Work to complete:
Each line in the records below that has the word "desc" should be copied.

[App and web page records]
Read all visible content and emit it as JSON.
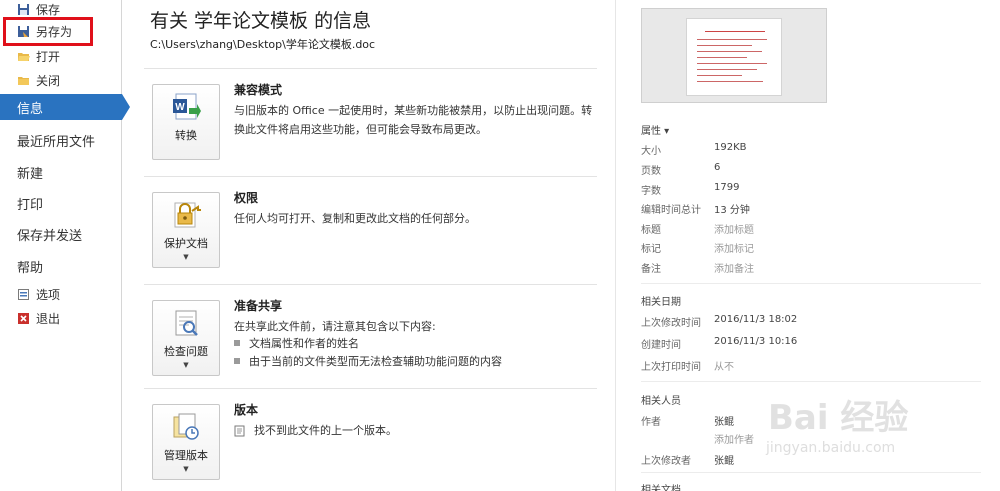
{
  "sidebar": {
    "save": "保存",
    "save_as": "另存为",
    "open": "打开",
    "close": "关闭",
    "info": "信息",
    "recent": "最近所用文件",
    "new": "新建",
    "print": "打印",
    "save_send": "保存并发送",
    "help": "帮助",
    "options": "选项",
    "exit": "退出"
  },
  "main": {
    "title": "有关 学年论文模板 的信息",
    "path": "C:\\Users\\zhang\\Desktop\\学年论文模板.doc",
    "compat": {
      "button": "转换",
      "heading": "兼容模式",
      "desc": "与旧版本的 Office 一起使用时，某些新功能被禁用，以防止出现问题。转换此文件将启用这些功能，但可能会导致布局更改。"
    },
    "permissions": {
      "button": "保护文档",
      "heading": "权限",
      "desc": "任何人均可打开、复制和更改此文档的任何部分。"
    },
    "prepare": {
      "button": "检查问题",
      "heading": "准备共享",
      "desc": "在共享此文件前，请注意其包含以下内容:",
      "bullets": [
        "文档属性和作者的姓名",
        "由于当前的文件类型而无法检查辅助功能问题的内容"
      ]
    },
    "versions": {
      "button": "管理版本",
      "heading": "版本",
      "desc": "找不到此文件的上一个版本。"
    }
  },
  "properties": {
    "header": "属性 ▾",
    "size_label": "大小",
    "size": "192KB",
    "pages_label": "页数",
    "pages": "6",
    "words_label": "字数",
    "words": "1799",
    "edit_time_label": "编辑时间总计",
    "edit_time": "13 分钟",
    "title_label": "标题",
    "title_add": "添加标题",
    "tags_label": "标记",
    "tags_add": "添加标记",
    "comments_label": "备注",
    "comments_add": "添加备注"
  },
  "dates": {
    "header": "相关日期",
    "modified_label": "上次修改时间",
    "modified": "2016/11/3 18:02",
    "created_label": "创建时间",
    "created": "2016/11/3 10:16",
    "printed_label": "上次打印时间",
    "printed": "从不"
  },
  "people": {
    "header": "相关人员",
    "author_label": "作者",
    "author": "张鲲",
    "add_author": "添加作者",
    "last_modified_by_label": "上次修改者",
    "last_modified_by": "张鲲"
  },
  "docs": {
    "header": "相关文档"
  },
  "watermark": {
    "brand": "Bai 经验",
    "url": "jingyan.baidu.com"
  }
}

Answer box:
      "desc": "与旧版本的 Office 一起使用时，某些新功能被禁用，以防止出现问题。转换此文件将启用这些功能，但可能会导致布局更改。"
      "desc": "任何人均可打开、复制和更改此文档的任何部分。"
      "desc": "在共享此文件前，请注意其包含以下内容:",
      "desc": "找不到此文件的上一个版本。"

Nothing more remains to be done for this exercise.